═════ Records provided

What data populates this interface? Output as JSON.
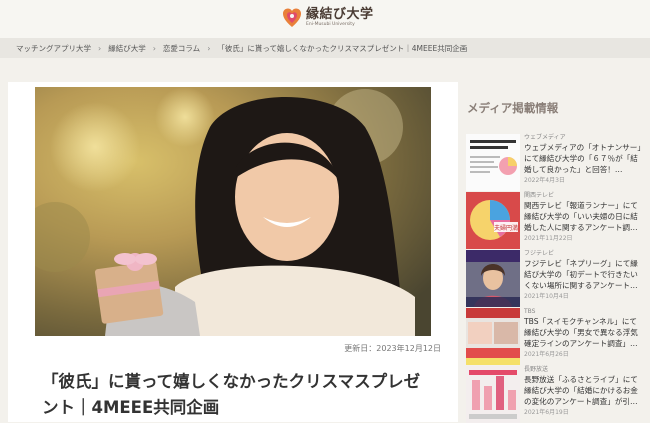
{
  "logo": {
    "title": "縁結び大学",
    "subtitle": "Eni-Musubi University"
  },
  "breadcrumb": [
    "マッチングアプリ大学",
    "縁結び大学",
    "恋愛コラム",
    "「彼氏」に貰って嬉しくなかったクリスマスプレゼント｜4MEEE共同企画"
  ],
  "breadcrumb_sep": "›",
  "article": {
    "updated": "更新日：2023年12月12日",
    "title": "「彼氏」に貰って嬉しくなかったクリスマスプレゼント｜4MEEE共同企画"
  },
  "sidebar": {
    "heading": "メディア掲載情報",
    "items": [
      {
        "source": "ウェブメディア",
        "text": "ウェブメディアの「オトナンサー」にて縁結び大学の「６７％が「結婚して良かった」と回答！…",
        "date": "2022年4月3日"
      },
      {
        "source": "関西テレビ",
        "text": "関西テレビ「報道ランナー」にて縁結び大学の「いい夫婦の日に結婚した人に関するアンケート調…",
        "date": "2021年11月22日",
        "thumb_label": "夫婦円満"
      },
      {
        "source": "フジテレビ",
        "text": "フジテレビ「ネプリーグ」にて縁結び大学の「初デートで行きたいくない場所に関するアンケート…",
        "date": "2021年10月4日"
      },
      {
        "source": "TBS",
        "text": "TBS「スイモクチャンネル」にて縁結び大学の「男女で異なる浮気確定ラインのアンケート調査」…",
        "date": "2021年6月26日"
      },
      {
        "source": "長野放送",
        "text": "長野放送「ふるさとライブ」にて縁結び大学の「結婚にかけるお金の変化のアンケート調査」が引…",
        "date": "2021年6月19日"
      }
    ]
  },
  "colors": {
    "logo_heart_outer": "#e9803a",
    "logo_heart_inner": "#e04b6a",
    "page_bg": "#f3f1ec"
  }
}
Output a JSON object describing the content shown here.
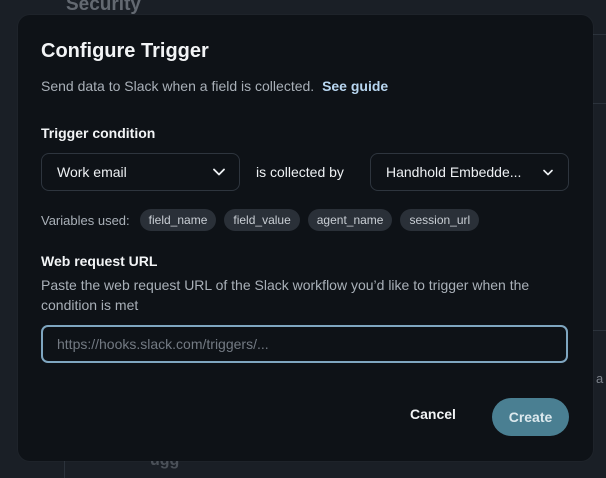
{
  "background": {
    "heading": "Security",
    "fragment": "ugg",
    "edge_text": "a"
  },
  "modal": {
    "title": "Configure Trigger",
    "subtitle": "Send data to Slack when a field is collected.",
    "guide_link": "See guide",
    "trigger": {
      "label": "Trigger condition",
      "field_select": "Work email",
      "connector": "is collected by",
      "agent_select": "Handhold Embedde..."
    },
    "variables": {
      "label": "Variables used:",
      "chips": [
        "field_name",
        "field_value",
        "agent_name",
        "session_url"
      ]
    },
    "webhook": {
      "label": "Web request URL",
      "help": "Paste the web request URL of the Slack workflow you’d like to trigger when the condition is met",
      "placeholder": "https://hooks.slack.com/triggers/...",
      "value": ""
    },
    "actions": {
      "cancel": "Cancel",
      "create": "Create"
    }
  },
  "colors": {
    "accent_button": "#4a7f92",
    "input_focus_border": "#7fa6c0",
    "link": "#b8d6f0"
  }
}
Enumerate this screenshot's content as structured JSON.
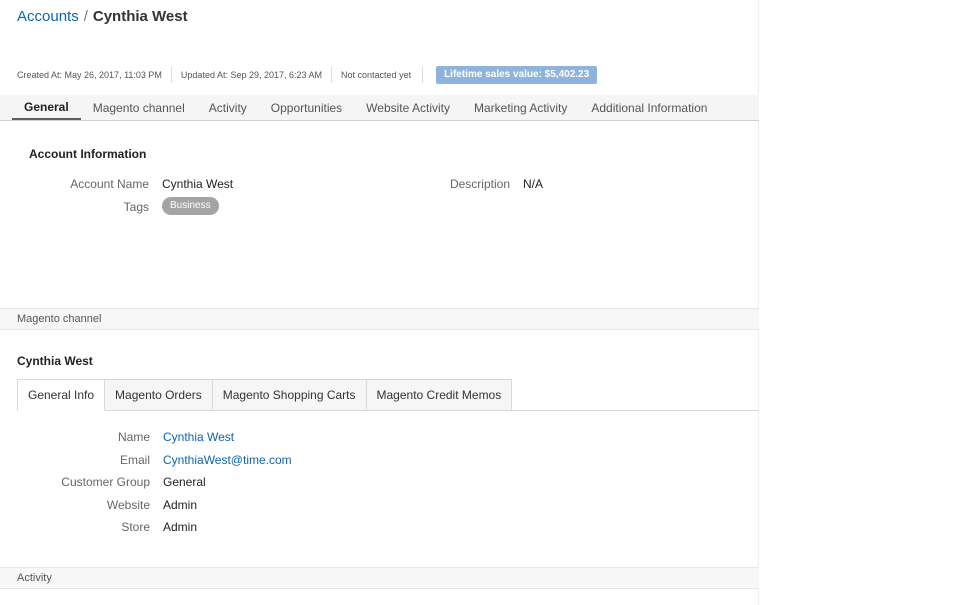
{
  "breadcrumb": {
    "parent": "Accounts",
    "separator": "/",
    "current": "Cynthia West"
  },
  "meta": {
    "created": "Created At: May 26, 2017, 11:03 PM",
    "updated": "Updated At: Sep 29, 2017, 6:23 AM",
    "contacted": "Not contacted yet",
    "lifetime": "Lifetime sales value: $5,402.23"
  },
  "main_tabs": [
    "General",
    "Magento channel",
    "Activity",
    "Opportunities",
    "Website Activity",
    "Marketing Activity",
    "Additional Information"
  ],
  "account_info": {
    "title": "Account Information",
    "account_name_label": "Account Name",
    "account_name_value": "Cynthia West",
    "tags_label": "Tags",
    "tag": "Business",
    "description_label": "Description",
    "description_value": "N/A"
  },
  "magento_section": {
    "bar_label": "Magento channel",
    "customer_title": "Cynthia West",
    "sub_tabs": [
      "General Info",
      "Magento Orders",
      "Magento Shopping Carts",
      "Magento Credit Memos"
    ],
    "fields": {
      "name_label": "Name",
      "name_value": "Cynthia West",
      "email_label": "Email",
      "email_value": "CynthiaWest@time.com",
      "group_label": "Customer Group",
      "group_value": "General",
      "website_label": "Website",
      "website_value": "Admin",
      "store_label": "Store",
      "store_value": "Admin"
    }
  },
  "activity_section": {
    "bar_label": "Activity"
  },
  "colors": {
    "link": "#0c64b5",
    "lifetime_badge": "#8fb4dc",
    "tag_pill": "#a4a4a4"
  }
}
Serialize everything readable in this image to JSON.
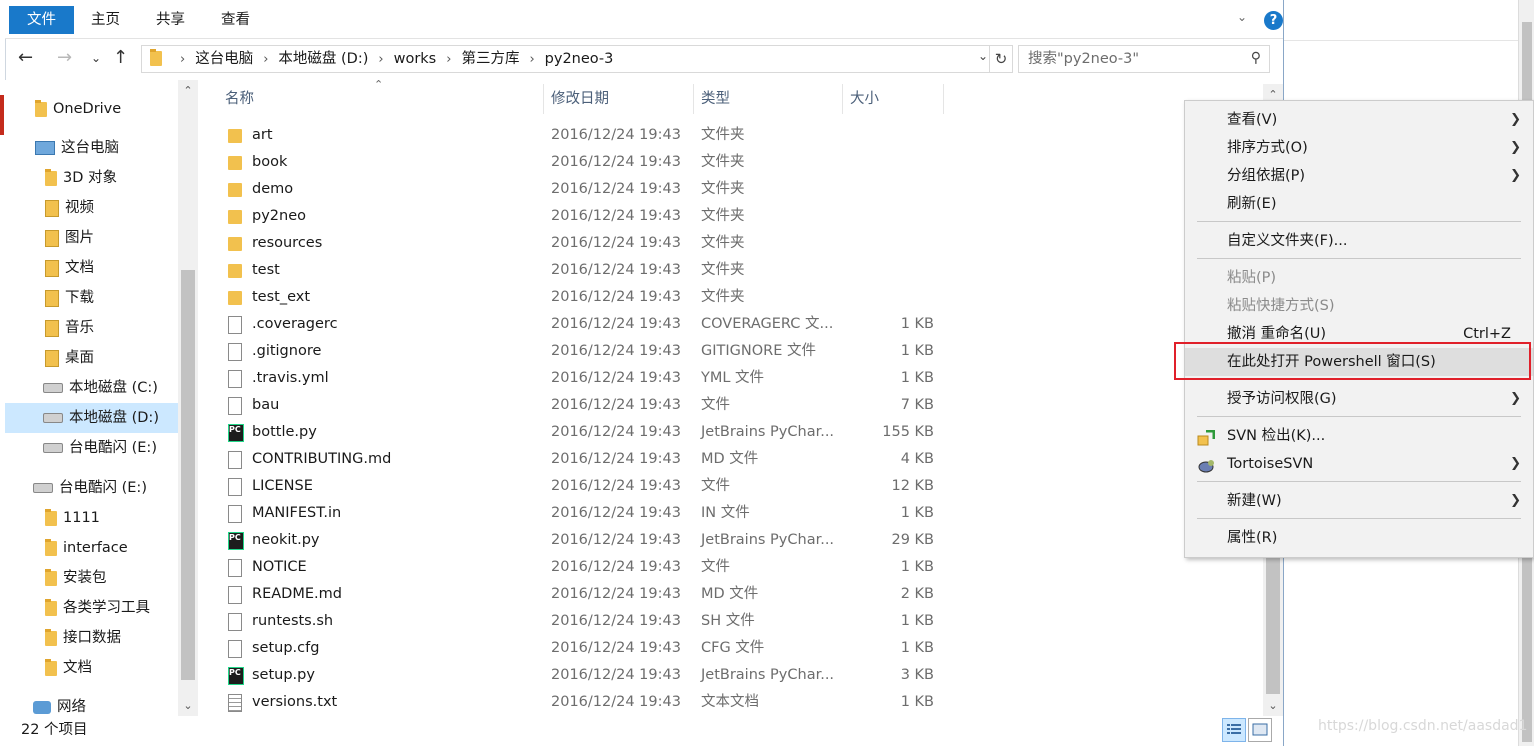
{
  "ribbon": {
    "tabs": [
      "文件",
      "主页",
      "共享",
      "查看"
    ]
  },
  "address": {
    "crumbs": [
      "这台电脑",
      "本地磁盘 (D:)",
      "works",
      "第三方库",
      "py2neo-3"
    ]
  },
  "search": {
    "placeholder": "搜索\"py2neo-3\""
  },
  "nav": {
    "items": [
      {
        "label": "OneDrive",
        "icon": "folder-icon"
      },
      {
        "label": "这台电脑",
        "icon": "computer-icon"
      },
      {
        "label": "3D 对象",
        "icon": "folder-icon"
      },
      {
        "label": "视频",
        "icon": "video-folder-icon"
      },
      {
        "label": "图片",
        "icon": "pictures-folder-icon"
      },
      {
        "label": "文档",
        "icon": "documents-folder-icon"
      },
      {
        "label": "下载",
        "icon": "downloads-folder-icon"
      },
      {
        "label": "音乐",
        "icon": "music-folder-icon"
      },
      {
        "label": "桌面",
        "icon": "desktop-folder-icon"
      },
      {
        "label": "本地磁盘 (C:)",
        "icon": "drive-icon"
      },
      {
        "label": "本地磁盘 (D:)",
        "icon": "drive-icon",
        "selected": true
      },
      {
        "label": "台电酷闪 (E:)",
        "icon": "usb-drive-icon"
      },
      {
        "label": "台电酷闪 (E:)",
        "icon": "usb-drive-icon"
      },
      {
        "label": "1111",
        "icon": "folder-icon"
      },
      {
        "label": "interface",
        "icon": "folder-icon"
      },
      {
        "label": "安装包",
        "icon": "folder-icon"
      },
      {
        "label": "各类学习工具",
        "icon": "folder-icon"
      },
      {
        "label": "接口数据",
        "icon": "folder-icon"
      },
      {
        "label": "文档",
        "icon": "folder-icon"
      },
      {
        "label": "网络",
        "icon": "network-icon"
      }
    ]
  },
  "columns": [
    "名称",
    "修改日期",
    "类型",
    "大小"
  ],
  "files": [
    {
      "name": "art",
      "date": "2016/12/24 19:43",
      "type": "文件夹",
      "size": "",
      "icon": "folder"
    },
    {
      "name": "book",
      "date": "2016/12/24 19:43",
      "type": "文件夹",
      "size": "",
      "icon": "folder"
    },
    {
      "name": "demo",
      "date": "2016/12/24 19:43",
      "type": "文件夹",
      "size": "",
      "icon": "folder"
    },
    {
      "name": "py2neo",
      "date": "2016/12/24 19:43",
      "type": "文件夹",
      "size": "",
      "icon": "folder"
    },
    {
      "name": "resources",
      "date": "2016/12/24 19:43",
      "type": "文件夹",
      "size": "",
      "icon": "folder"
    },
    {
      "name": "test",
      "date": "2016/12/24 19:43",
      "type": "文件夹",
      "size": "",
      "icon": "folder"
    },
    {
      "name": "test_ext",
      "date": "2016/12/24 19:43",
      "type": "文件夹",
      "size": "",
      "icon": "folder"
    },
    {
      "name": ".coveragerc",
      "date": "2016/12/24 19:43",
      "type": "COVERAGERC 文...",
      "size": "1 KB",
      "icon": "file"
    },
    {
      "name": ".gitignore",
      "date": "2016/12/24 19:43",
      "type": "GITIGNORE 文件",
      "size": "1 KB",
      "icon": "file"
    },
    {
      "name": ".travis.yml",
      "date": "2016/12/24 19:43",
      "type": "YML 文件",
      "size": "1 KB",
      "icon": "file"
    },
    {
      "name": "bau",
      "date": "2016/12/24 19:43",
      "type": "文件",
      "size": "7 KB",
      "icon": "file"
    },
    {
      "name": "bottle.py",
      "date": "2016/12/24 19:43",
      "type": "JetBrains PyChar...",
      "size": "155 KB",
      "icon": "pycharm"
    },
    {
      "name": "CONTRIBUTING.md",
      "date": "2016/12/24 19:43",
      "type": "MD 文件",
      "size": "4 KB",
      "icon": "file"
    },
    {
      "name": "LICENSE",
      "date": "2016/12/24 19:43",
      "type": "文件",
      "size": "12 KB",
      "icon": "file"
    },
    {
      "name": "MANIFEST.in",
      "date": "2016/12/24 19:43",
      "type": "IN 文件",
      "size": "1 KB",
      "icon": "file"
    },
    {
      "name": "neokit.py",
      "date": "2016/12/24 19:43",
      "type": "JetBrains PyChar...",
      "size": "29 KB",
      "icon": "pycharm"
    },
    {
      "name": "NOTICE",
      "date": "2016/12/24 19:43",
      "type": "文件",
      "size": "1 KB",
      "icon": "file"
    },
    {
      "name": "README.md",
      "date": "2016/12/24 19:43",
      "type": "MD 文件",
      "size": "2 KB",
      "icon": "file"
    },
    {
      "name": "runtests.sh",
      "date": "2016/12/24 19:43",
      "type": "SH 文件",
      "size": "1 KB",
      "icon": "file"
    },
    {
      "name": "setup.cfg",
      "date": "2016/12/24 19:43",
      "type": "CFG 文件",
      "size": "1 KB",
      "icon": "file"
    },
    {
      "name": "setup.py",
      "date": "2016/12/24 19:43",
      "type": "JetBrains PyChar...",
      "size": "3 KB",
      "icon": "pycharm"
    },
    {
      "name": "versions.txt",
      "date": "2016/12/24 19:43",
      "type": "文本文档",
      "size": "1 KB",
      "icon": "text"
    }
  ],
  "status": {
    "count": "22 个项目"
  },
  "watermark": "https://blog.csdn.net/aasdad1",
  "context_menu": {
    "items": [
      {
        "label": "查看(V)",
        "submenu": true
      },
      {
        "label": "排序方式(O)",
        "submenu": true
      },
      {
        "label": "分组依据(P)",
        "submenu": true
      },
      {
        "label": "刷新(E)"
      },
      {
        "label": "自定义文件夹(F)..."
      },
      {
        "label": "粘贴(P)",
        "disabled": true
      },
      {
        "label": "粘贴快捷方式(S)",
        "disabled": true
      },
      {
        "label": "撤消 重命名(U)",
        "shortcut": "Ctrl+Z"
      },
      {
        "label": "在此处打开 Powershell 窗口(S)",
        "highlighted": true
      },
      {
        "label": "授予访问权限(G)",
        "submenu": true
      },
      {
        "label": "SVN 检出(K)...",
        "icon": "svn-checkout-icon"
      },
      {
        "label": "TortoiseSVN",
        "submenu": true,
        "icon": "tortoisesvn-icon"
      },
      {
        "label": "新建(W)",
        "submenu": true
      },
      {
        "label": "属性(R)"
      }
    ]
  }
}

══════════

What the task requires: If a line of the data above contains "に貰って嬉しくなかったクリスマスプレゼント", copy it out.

Solution:
    "「彼氏」に貰って嬉しくなかったクリスマスプレゼント｜4MEEE共同企画"
    "title": "「彼氏」に貰って嬉しくなかったクリスマスプレゼント｜4MEEE共同企画"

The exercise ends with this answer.